### [EXERCISE]
Your reply should be the complete data, reproduced exactly.

### [LISTED ENTRIES]
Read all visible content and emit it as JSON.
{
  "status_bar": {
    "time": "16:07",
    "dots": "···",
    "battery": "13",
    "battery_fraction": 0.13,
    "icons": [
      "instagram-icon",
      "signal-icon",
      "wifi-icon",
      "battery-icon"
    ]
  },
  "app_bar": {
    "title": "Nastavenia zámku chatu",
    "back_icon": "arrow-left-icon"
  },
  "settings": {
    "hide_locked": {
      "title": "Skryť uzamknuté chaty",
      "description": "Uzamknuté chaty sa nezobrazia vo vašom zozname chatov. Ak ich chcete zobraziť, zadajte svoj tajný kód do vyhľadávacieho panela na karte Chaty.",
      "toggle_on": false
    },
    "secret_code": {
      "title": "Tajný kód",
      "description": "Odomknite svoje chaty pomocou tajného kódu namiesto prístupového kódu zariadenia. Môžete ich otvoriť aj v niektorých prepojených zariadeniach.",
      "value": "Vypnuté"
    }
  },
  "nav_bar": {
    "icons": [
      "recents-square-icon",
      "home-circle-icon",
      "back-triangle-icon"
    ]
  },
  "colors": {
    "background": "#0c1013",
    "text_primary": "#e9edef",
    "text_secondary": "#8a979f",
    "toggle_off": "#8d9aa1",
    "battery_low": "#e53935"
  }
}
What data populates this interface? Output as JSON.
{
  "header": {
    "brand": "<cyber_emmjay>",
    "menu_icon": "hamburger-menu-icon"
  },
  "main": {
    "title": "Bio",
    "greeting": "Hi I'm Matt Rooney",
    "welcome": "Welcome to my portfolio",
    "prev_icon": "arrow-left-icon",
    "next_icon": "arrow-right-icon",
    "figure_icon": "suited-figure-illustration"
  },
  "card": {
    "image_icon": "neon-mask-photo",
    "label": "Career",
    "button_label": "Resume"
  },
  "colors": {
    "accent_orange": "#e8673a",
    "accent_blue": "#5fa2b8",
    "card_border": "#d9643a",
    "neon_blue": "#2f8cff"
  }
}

### [EXPECTED ANSWER]
Read all visible content and emit it as JSON.
{
  "status_bar": {
    "time": "16:07",
    "dots": "···",
    "battery": "13",
    "battery_fraction": 0.13,
    "icons": [
      "instagram-icon",
      "signal-icon",
      "wifi-icon",
      "battery-icon"
    ]
  },
  "app_bar": {
    "title": "Nastavenia zámku chatu",
    "back_icon": "arrow-left-icon"
  },
  "settings": {
    "hide_locked": {
      "title": "Skryť uzamknuté chaty",
      "description": "Uzamknuté chaty sa nezobrazia vo vašom zozname chatov. Ak ich chcete zobraziť, zadajte svoj tajný kód do vyhľadávacieho panela na karte Chaty.",
      "toggle_on": false
    },
    "secret_code": {
      "title": "Tajný kód",
      "description": "Odomknite svoje chaty pomocou tajného kódu namiesto prístupového kódu zariadenia. Môžete ich otvoriť aj v niektorých prepojených zariadeniach.",
      "value": "Vypnuté"
    }
  },
  "nav_bar": {
    "icons": [
      "recents-square-icon",
      "home-circle-icon",
      "back-triangle-icon"
    ]
  },
  "colors": {
    "background": "#0c1013",
    "text_primary": "#e9edef",
    "text_secondary": "#8a979f",
    "toggle_off": "#8d9aa1",
    "battery_low": "#e53935"
  }
}
What data populates this interface? Output as JSON.
{
  "header": {
    "brand": "<cyber_emmjay>",
    "menu_icon": "hamburger-menu-icon"
  },
  "main": {
    "title": "Bio",
    "greeting": "Hi I'm Matt Rooney",
    "welcome": "Welcome to my portfolio",
    "prev_icon": "arrow-left-icon",
    "next_icon": "arrow-right-icon",
    "figure_icon": "suited-figure-illustration"
  },
  "card": {
    "image_icon": "neon-mask-photo",
    "label": "Career",
    "button_label": "Resume"
  },
  "colors": {
    "accent_orange": "#e8673a",
    "accent_blue": "#5fa2b8",
    "card_border": "#d9643a",
    "neon_blue": "#2f8cff"
  }
}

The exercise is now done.